[Data records]
++++++

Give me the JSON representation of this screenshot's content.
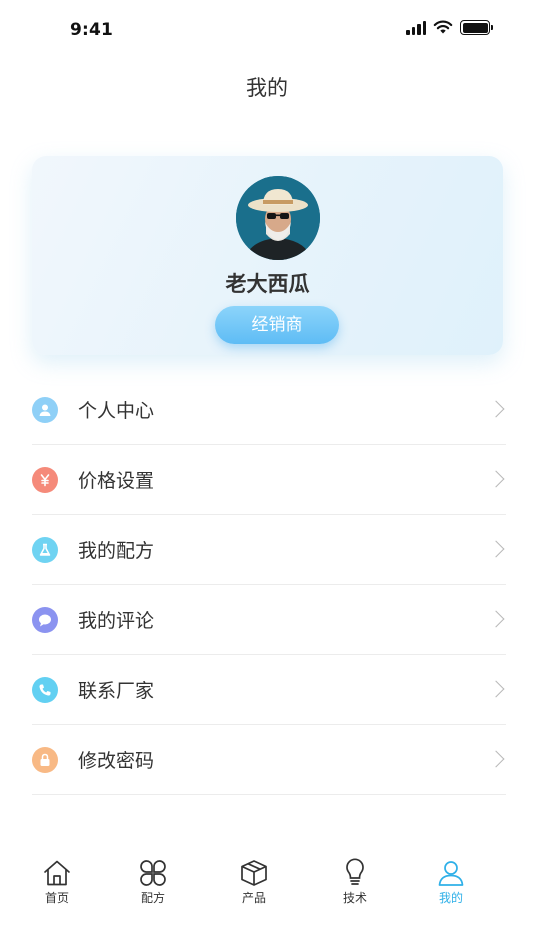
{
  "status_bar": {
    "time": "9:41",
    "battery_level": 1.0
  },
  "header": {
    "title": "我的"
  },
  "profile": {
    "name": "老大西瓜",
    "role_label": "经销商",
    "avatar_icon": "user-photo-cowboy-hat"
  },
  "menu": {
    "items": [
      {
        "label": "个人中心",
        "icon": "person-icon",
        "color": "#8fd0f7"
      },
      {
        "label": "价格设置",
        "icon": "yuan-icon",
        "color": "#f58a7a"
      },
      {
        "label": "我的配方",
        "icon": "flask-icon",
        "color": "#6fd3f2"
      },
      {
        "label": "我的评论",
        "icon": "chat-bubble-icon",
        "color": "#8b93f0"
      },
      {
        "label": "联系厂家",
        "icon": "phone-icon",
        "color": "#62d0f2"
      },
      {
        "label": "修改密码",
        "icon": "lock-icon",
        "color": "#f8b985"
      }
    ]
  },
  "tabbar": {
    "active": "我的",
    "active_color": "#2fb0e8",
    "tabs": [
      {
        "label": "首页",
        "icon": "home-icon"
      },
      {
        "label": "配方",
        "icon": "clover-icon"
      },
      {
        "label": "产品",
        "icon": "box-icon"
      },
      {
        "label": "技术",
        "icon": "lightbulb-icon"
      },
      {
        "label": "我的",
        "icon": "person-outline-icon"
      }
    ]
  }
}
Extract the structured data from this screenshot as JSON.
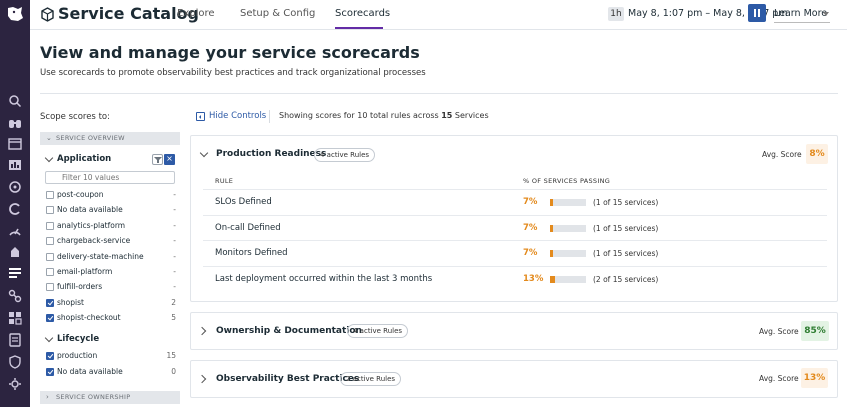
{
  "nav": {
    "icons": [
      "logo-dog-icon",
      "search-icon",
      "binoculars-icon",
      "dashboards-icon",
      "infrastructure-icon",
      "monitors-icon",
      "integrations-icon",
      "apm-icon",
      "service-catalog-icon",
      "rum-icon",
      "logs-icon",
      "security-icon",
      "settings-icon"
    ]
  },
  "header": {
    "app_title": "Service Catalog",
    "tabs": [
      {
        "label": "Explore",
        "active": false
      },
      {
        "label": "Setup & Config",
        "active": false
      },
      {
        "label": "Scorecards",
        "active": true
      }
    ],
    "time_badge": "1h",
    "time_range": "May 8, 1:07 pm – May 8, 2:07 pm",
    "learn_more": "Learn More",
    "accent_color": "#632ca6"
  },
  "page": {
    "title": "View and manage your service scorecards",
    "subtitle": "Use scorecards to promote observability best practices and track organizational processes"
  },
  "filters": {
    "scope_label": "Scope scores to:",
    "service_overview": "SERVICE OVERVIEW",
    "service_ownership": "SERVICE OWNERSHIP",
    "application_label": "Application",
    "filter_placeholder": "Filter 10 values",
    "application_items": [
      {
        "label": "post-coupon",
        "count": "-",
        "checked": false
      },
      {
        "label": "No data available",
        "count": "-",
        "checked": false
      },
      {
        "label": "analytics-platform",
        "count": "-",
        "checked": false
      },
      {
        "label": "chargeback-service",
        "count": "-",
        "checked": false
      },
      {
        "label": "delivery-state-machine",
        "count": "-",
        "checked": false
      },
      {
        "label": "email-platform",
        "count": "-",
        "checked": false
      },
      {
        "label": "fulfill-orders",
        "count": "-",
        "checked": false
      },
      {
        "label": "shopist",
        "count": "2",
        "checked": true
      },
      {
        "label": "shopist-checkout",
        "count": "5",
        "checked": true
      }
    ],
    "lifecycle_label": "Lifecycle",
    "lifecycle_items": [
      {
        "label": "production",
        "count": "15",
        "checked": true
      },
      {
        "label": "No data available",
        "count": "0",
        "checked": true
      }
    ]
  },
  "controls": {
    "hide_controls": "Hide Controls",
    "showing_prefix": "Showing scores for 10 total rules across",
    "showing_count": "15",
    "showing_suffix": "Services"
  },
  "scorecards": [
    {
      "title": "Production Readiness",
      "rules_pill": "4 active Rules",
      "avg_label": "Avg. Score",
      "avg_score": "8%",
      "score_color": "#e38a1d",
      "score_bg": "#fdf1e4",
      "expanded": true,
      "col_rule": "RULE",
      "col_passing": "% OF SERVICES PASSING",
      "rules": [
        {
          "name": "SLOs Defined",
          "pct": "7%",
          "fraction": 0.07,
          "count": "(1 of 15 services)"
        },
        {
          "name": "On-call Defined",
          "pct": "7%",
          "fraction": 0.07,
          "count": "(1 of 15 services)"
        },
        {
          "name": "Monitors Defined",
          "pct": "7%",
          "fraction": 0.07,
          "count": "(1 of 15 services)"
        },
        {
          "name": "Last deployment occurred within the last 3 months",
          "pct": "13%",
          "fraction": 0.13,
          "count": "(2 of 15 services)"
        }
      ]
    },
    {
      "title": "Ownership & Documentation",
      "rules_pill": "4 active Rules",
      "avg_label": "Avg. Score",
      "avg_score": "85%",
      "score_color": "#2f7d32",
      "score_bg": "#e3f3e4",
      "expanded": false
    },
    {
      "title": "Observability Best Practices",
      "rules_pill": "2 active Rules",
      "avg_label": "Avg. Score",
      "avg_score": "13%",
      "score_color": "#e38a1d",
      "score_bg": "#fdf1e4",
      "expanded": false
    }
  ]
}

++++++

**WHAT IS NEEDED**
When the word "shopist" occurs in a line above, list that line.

**ANSWER SECTION**
        "label": "shopist",
        "label": "shopist-checkout",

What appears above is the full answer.